"Why The US Should End the Death Penalty," is the Washington Post editorial.
The death penalty in the United States is in crisis for many reasons. Most states now use injected drugs to kill death-row inmates, and those drugs are in short supply as European manufacturers attempt to distance themselves from U.S. executions. States have been left to concoct novel combinations of sedatives, anti-convulsants and anesthetics and administer them without the help of professionals, who object to state-sponsored life-taking.
Meanwhile, a major reason the country has moved away from antique-seeming execution methods — firing squads, hanging, the gas chamber and the electric chair — toward lethal injection is that intravenous poisoning is less unpleasant for the public. The nation has moved from treating executions like attractive public spectacles to being disgusted by the act of purposely ending a human life.
The Sunday Arizona Republic published the editorial, "Sure, THIS will be a thorough investigation."
The state prisons director says he's committed to a thorough review of Joseph Rudolph Wood's excruciatingly long execution.
But in the same breath, Corrections Director Charles Ryan says the execution was not botched. "The evidence gathered thus far supports the opposite" conclusion, he said in a prepared statement.
So, just how thorough and comprehensive will Ryan's review of the execution be? Excuse us if we have no confidence it will be anything more than a whitewash.
"Arizona should stop executions," is the Tucson Sun editorial.
The Arizona Attorney General’s office has announced it will not issue any warrants of execution until authorities finish reviewing why it took nearly two hours to kill a convicted double-murderer by lethal injection using a controversial drug combination.
The uproar describing the execution as “botched” and “inhumane,” is a good time to consider our state’s position on capital punishment.
The answer should not be to search for a more “humane” way to kill a person.
"Problems with execution drugs must be solved," in Tennessee's Knoxville News.
The death penalty expresses society's legitimate outrage at heinous crimes, and it brings finality to the perpetrators of those crimes and some sort of closure to the survivors. But in a civilized society, if the death penalty cannot be administered properly to those guilty beyond a doubt, it should not be administered at all.
The Baltimore Sun publishes, "Another botched execution."
The Supreme Court declined to intervene in Wood's case, agreeing with a lower court that he had no First Amendment right to know more details about the composition and origin of the drugs that would be used to kill him. But after his botched killing and the three before it, the court surely has a duty to revisit its conclusions from the Baze case. When more than 15 percent of the executions conducted so far this year have resulted in prolonged deaths and/or evident suffering, does that not rise to the level of "substantial risk of serious harm"? When the next condemned prisoner makes an Eighth Amendment claim, can the justices be so sure that such problems would represent an "isolated mishap"?
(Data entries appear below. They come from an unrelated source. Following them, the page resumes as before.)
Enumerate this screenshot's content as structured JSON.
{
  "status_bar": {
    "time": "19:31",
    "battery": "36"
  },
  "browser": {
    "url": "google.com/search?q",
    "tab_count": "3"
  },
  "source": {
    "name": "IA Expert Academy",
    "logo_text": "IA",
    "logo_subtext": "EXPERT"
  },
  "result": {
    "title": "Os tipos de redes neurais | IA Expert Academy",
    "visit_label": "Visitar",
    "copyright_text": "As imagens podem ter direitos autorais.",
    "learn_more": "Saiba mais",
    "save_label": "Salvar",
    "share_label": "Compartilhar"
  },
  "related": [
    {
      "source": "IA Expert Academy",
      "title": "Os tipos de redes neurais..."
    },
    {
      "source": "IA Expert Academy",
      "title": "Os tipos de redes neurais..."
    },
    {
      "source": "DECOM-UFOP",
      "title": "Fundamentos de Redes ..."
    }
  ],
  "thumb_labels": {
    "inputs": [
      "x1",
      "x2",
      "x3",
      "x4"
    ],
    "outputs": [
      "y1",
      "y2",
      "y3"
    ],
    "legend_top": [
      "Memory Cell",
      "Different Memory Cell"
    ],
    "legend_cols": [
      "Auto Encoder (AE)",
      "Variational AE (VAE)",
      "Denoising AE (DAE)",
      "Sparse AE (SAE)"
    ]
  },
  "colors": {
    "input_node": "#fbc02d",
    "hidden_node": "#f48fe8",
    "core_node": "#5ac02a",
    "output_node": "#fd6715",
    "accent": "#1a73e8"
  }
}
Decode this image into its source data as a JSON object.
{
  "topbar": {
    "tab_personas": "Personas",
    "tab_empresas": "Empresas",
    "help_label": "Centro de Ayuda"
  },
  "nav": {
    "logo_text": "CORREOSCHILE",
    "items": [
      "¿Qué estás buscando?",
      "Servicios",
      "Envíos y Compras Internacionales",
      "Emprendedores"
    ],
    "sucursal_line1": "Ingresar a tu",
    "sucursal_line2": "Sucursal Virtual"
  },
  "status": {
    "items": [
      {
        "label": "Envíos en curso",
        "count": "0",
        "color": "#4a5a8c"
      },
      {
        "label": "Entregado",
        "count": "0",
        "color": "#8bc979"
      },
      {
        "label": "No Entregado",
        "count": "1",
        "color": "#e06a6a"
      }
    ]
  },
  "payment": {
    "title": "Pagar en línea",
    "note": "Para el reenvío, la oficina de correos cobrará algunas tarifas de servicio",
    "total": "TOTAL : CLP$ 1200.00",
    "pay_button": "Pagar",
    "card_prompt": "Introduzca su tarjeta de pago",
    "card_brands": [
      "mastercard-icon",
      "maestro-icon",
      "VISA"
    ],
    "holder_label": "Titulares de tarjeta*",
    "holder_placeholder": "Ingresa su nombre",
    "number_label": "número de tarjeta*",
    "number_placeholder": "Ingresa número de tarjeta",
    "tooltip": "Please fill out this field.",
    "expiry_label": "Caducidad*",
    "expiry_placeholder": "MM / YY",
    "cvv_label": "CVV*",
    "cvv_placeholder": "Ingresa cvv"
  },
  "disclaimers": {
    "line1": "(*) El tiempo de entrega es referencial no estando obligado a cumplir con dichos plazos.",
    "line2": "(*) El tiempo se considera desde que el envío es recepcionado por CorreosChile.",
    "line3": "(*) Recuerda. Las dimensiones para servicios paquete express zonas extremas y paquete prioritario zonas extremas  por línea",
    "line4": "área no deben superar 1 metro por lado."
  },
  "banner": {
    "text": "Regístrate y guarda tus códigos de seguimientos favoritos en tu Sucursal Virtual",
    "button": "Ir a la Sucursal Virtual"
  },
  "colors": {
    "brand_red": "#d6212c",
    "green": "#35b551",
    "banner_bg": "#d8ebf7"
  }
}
"Capital punishment," in the Bergen Record in New Jersey, which abolished its death penalty.
There are many reasons to oppose the death penalty, among them a lengthy and costly appeal process and the all-too-real possibility of a defendant being wrongly convicted. But the most compelling reason has nothing to do with time, cost or the availability of lethal drugs: The death penalty is morally wrong.
"Another botched execution in the US," in the Fitchburg Sentinel & Enterprise of Massachusetts.
"A better way," in the Daily American of Somerset, Pennsylvania.
Earlier coverage of Arizona's botched execution begins at the link.